Giving back by helping othersEllingson honored for lifelong commitment to learning
From her high school days when she would help fellow students with concepts they didn’t understand, to today, in presenting advanced sonographic physics technology to present and future health care providers, Stephanie Ellingson has always valued education and giving back to the community.
As a junior in high school, she recalls her first chemistry class with Nevada (Iowa) High School teacher Ronald Jacobson, known affectionately as “Jake.” She recalls his enthusiasm and advanced knowledge of science and how it encouraged the students to want to learn. It sparked an interest in science that has carried on to this day. She said that her ability to explain concepts also began to emerge with the study of science.
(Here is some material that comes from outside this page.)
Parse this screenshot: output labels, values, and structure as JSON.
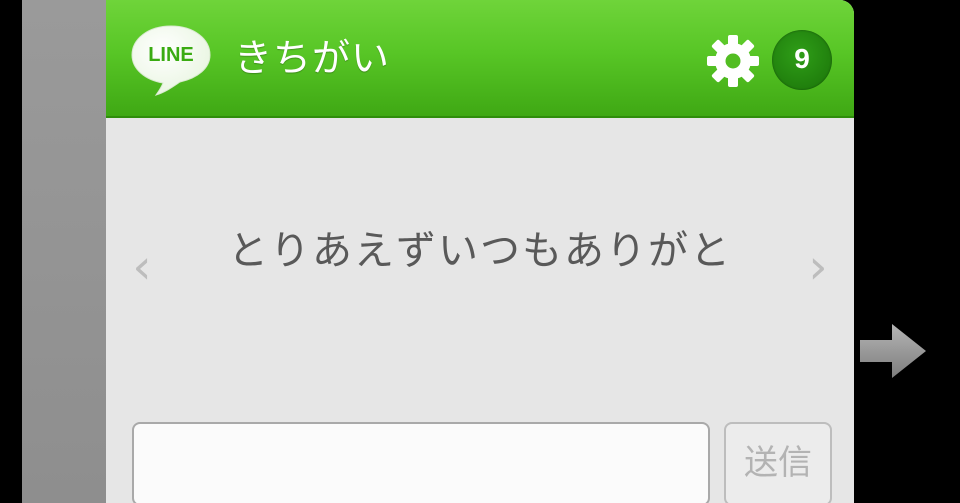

“I think it is the idea you should give back in any way you can,” Ellingson said. “That was a way I could. If I understood something and they didn’t, I could help them. Later they could help me with something. That same thing carried on through college.”
Jake was one of the people Ellingson honored during her acceptance speech on Jan. 29, when she became the first Nevada High School graduate to be inducted into the school district’s Hall of Honor. The Hall recognizes Nevada alumni who had distinguished themselves with academic excellence, career accomplishments, community service, personal excellence and a lifelong devotion to learning.
She recommended the current Nevada students be thankful for their education, teachers and facilities, be assertive in what they want to do, and be supportive of others.
Realizing that many times people don’t understand how good teachers are until later, Ellingson said that on reflection, she saw students in college who had not had the same foundation of knowledge that she had, and she realized the good job of teaching he had done. She said that in many ways that educational foundation was life changing.
“When I teach now, I find myself explaining things in some of the same ways he did,” she said.
Another thing that carried over from her high school days is when Ellingson teaches her students by applying the knowledge to real-life situations in a hands-on way.
Even with an application listing her accomplishments being five pages long and including her graduation from the University of Iowa, where she studied radiologic technology and diagnostical medical sonography, as well as many online courses to teaching the radiation science program at the university, Ellingson said she is unsure why she was chosen for the award. The application shows she is board certified in six areas of sonography. She is the program director of the sonography program at the University of Iowa. She said that she is devoted to teaching in all aspects of life, both professional and personal.
“I furthered my education in the area of education so I could teach,” she said.
Seeing educating others as a way of being able to help more people, she opted to instruct instead of work in the field of sonography. Ellingson said that she feels by teaching others who will then go out and help people, she will be able to help more people.
“I like seeing other people grow and find something for their lives,” she said. “I think that extends into other areas.”
Growing up, she remembers her parents, Mary Jo and Karm Kellogg, always helping and teaching others. She recalls her father helping with school athletics. Her mother also taught quilting classes.
The application also goes into many areas of volunteerism, coaching and other work she has done in the community.
In the application, Ellingson’s work on the Washington School Board was named as her “single greatest accomplishment.” The paragraph details the board’s work to improve school facilities and student outcomes.
“A board of directors is there for a reason,” Ellingson said. “They are not just a figure. They are a functional body. I served on boards in my profession and I saw things can be accomplished.”
Ellingson commented that many opportunities that exist now, such as college-level courses for high school students, didn’t exist when she was in school. She recalls in high school (Class of 1986) the resources for learning about careers didn’t exist the way they do today. It is to this end that, as a Washington School Board member, she hopes to supply the best opportunities possible for students.